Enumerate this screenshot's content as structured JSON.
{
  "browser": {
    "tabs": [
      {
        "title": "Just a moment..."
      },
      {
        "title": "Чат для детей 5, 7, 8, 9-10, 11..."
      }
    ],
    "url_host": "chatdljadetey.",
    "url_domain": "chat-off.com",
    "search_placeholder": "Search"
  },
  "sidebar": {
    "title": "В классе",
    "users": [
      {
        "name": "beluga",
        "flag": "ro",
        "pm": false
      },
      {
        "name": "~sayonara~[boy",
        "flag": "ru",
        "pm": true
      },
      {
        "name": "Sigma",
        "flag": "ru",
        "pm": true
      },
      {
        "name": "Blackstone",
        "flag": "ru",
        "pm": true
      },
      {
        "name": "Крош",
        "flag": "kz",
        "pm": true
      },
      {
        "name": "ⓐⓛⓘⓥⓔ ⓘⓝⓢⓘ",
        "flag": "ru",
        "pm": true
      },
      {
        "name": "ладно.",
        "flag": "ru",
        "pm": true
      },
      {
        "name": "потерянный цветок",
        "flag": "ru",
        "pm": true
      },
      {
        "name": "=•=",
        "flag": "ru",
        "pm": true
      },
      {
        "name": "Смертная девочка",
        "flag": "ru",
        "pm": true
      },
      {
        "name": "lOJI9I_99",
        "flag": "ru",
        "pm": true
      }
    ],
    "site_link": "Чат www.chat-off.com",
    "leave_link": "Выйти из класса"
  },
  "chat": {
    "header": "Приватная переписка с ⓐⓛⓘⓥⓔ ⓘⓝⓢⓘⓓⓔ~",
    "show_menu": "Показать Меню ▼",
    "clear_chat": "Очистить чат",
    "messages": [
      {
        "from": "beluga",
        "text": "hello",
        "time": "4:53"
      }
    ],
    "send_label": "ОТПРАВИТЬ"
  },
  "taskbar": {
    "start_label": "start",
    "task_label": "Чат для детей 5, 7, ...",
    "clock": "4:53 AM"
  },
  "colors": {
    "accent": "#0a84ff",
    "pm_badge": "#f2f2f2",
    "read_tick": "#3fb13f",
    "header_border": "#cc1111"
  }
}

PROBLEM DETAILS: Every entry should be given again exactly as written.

PROBLEM SOLUTION:
Enumerate this screenshot's content as structured JSON.
{
  "browser": {
    "tabs": [
      {
        "title": "Just a moment..."
      },
      {
        "title": "Чат для детей 5, 7, 8, 9-10, 11..."
      }
    ],
    "url_host": "chatdljadetey.",
    "url_domain": "chat-off.com",
    "search_placeholder": "Search"
  },
  "sidebar": {
    "title": "В классе",
    "users": [
      {
        "name": "beluga",
        "flag": "ro",
        "pm": false
      },
      {
        "name": "~sayonara~[boy",
        "flag": "ru",
        "pm": true
      },
      {
        "name": "Sigma",
        "flag": "ru",
        "pm": true
      },
      {
        "name": "Blackstone",
        "flag": "ru",
        "pm": true
      },
      {
        "name": "Крош",
        "flag": "kz",
        "pm": true
      },
      {
        "name": "ⓐⓛⓘⓥⓔ ⓘⓝⓢⓘ",
        "flag": "ru",
        "pm": true
      },
      {
        "name": "ладно.",
        "flag": "ru",
        "pm": true
      },
      {
        "name": "потерянный цветок",
        "flag": "ru",
        "pm": true
      },
      {
        "name": "=•=",
        "flag": "ru",
        "pm": true
      },
      {
        "name": "Смертная девочка",
        "flag": "ru",
        "pm": true
      },
      {
        "name": "lOJI9I_99",
        "flag": "ru",
        "pm": true
      }
    ],
    "site_link": "Чат www.chat-off.com",
    "leave_link": "Выйти из класса"
  },
  "chat": {
    "header": "Приватная переписка с ⓐⓛⓘⓥⓔ ⓘⓝⓢⓘⓓⓔ~",
    "show_menu": "Показать Меню ▼",
    "clear_chat": "Очистить чат",
    "messages": [
      {
        "from": "beluga",
        "text": "hello",
        "time": "4:53"
      }
    ],
    "send_label": "ОТПРАВИТЬ"
  },
  "taskbar": {
    "start_label": "start",
    "task_label": "Чат для детей 5, 7, ...",
    "clock": "4:53 AM"
  },
  "colors": {
    "accent": "#0a84ff",
    "pm_badge": "#f2f2f2",
    "read_tick": "#3fb13f",
    "header_border": "#cc1111"
  }
}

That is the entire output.